- [WHAT IS REQUIRED]
Take each line below that has "true" and copy it.

- [DATASET CONTENT]
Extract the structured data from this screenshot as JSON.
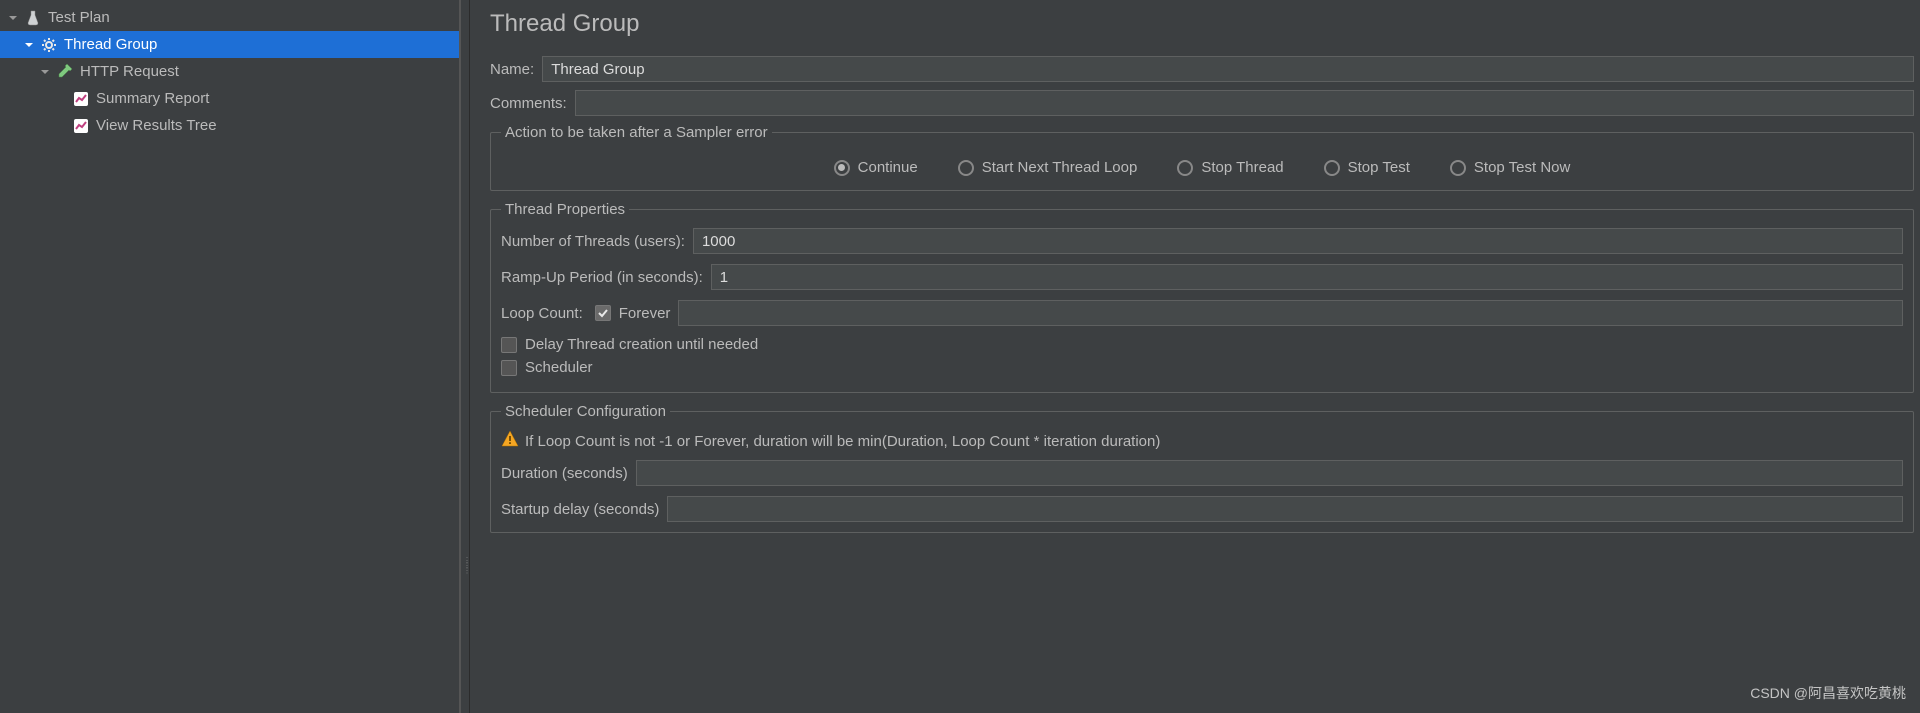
{
  "tree": {
    "items": [
      {
        "label": "Test Plan",
        "indent": 0,
        "icon": "beaker",
        "arrow": true
      },
      {
        "label": "Thread Group",
        "indent": 1,
        "icon": "gear",
        "arrow": true,
        "selected": true
      },
      {
        "label": "HTTP Request",
        "indent": 2,
        "icon": "pipette",
        "arrow": true
      },
      {
        "label": "Summary Report",
        "indent": 3,
        "icon": "chart",
        "arrow": false
      },
      {
        "label": "View Results Tree",
        "indent": 3,
        "icon": "chart",
        "arrow": false
      }
    ]
  },
  "panel": {
    "title": "Thread Group",
    "name_label": "Name:",
    "name_value": "Thread Group",
    "comments_label": "Comments:",
    "comments_value": "",
    "action_group": {
      "legend": "Action to be taken after a Sampler error",
      "options": [
        {
          "label": "Continue",
          "checked": true
        },
        {
          "label": "Start Next Thread Loop",
          "checked": false
        },
        {
          "label": "Stop Thread",
          "checked": false
        },
        {
          "label": "Stop Test",
          "checked": false
        },
        {
          "label": "Stop Test Now",
          "checked": false
        }
      ]
    },
    "thread_props": {
      "legend": "Thread Properties",
      "num_threads_label": "Number of Threads (users):",
      "num_threads_value": "1000",
      "ramp_label": "Ramp-Up Period (in seconds):",
      "ramp_value": "1",
      "loop_label": "Loop Count:",
      "forever_label": "Forever",
      "forever_checked": true,
      "loop_value": "",
      "delay_label": "Delay Thread creation until needed",
      "delay_checked": false,
      "scheduler_label": "Scheduler",
      "scheduler_checked": false
    },
    "scheduler_cfg": {
      "legend": "Scheduler Configuration",
      "warning": "If Loop Count is not -1 or Forever, duration will be min(Duration, Loop Count * iteration duration)",
      "duration_label": "Duration (seconds)",
      "duration_value": "",
      "startup_label": "Startup delay (seconds)",
      "startup_value": ""
    }
  },
  "watermark": "CSDN @阿昌喜欢吃黄桃"
}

- [EXERCISE SOLUTION]
        "arrow": true
        "arrow": true,
        "selected": true
        "arrow": true
          "checked": true
      "forever_checked": true,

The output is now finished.